Scott Adams taught me a neat trick a while back, when he thought he was teaching a persuasive technique.

He did teach it to me (it may have been the fake “because”), but he also taught me something much more valuable.

Good persuasion is effective even when you know it’s persuasion.

Some of us human beings are just self-aware enough to be able to step back and observe ourselves being persuaded, when we recognize the opportunity.

Some of his posts still finish with fake-because taglines for his book. This technique is that powerful, even when the reasons are totally nonsensical.
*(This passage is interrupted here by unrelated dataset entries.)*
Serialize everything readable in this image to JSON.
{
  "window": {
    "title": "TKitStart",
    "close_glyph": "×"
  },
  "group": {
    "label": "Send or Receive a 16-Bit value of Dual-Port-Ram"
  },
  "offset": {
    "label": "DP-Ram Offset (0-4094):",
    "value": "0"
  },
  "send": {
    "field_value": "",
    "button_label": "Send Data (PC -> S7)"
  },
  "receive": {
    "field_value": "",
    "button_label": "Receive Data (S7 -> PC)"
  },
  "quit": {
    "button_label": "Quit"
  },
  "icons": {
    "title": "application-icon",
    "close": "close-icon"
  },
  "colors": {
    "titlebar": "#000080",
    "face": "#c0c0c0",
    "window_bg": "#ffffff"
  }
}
Sometimes, I almost fall for them (despite having already read his book).

Even though my rational brain knows that it’s fake, and can appreciate the artistry of the technique, my lizard brain wants to click the link BECAUSE something good is on the other side.

Now, that’s the setup.

Here’s the application.

Recently I had my annual performance review at my day job. 

My bosses had nothing but positive things to say. The word “eloquent” was used (and that is an especial compliment for your dear blog hostess, who has studied rhetoric extensively). They recognized my “unique skillset.”

I canst tell a lie: it felt good.

Really good.

But I could feel that little niggle–that same little niggle that makes me want to click through to buy Scott Adams’ book even though I have already read it.

All those compliments were acting as powerful persuasion.

It’s dangerous, I know, to get a lot of validation from your day job. It’s a very fragile position to be in. But I don’t get a lot of compliments these days, and it felt (and still feels) pretty good.

Good enough to settle down and keep my same job for couple-few years?

That’s what they want from me.

But is that what I want from them?

We’ll see.

So thank you, Scott Adams, for teaching me how to recognize my very own persuasion “tells.” I feel like I’ve just avoided some sort of cognitive honeypot.